“Guardian” obituary in 2020
John Saxon, the actor, who has died aged 83, was probably best-known for his role as the martial artist Roper in Enter the Dragon (1973), Bruce Lee’s final film and the one which made him a star beyond Asia.
By then, Saxon had already tasted stardom himself, and though often still cast for his handsome looks he was leaving behind his years as a leading man to become more of an authority figure character actor. Paradoxically, this ultimately enabled him to show the range of which he was capable in what proved, for a teen idol of the 1950s, a notably long career.
Spotted by a scout coming out of a cinema in Times Square when he should have been in high school, Saxon began as a photographic model. The agent Henry Willson, who promoted good-looking “beefcake” actors such as Rock Hudson, soon noticed a magazine shot of Saxon. Within days, he had a Hollywood contract – though as he was under age his parents signed it for him.

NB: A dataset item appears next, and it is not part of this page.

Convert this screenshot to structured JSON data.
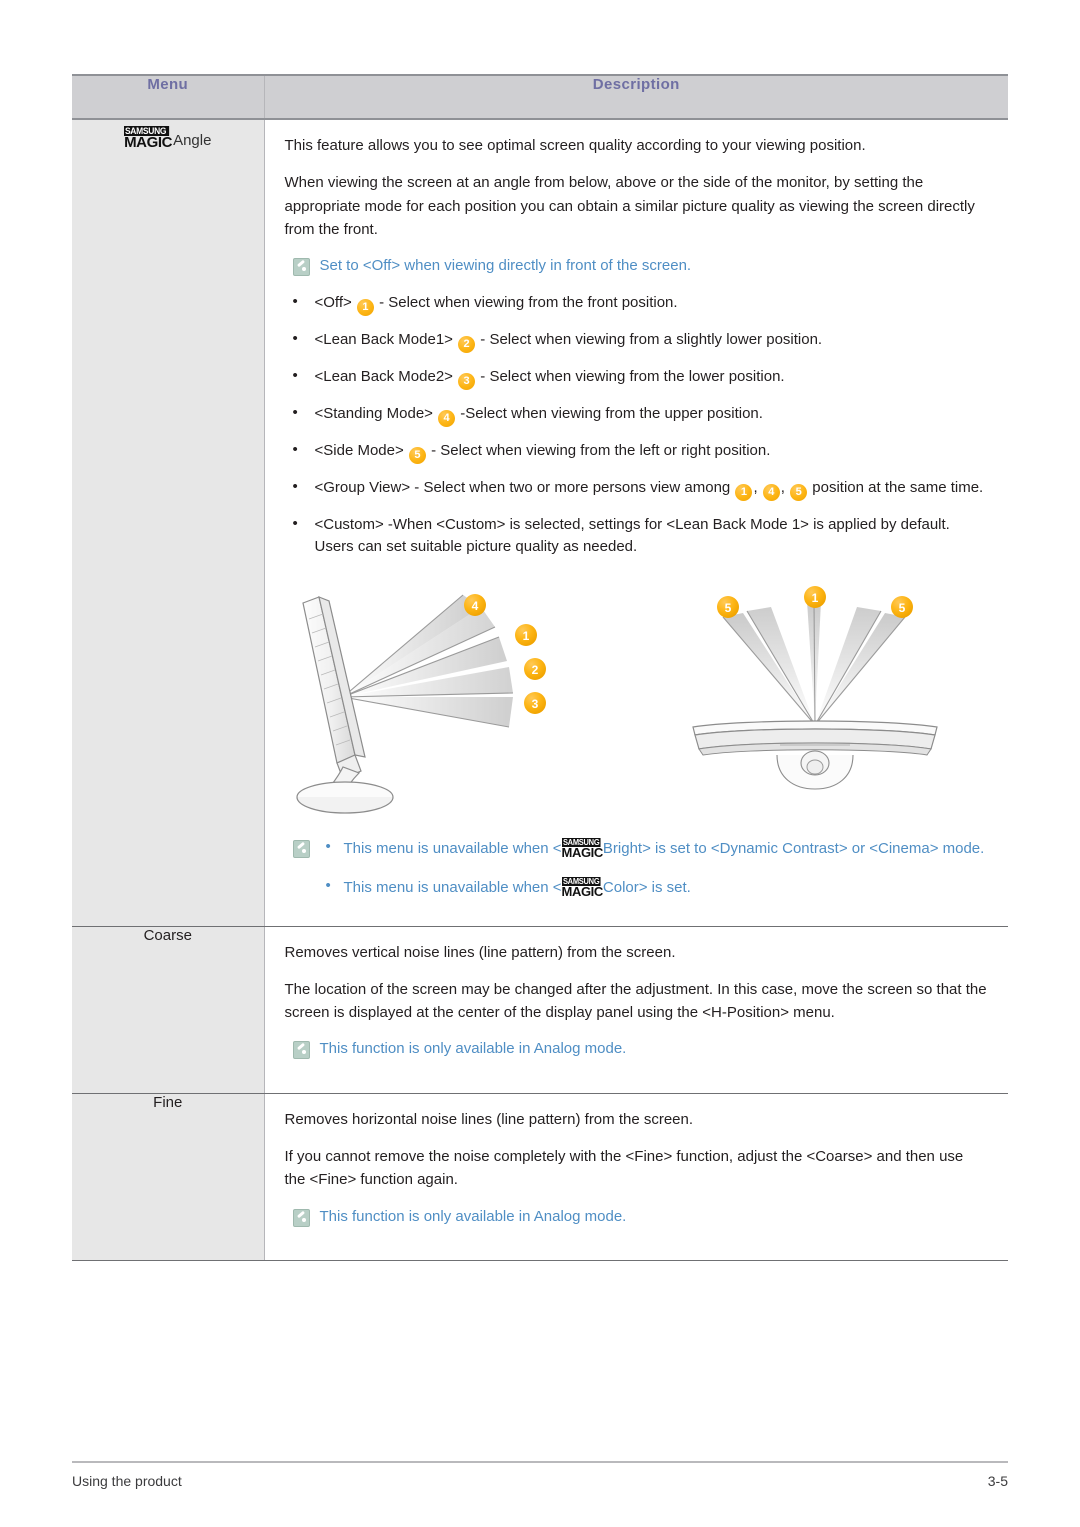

A brief early part was as an usher in the Judy Garland version of A Star is Born (1954). A strong performance as a stalker, of Esther Williams, in The Unguarded Moment (1955) raised his profile, and by the time he was paired with Sandra Dee in The Restless Years (1957) he was receiving 3,000 fan letters a week.
The following year, he shared the Golden Globe award for New Star with James Garner, and appeared with Dee and Rex Harrison in The Reluctant Debutante, and opposite Debbie Reynolds in This Happy Feeling, directed by Blake Edwards.
Saxon – a stage name – was of Italian descent, and his looks allowed him in the Hollywood of the day to be cast as many races, notably as a Mexican outlaw in The Appaloosa (1966), with Marlon Brando, for which Saxon was nominated for a Golden Globe. He was also teamed with Clint Eastwood in Joe Kidd (1972).
The following year came Enter the Dragon, in which Saxon – who had studied some judo and karate – had top billing as a gambler forced by debt to take part in a deadly martial arts tournament on a mysterious island.
Saxon’s standing was such that the script was changed to accommodate his wish that his character, rather than Jim Kelly’s black karate champion, survives the film. Yet while it was Lee’s charisma and skills which made the picture a colossal hit, Saxon was able to display some of the charm and self-deprecating wit that in other circumstances might have made him a bigger star.
The eldest of three children, he was born Carmine Oricco in Brooklyn on August 5 1936. His father was a painter and decorator, and as a boy Saxon worked on the fairground stalls at Coney Island.
From the 1970s onwards, he appeared mainly on television, for instance as a recurring character in The Six Million Dollar Man and The Bionic Woman. He also had spells in Falcon Crest and Dynasty, and guest-starred in shows such as Starsky & Hutch and The A-Team.
On the big screen in that era, he was perhaps best remembered as the father of Freddy Krueger’s adversary Heather in the Nightmare on Elm Street series of horror films. Saxon had been seen over the years in several Italian horror films, or gialli, working with directors such as Mario Bava and Dario Argento, and it became one of his favourite genres. He also featured, with Dennis Hopper, in Roger Corman’s Queen of Blood (1966).
His final roles included From Dusk Till Dawn (1996), which was co-written by Quentin Tarantino, and an episode of CSI directed by him.
John Saxon is survived by his third wife, Gloria, and by two sons.
John Saxon, born August 5 1936, died July 25 2020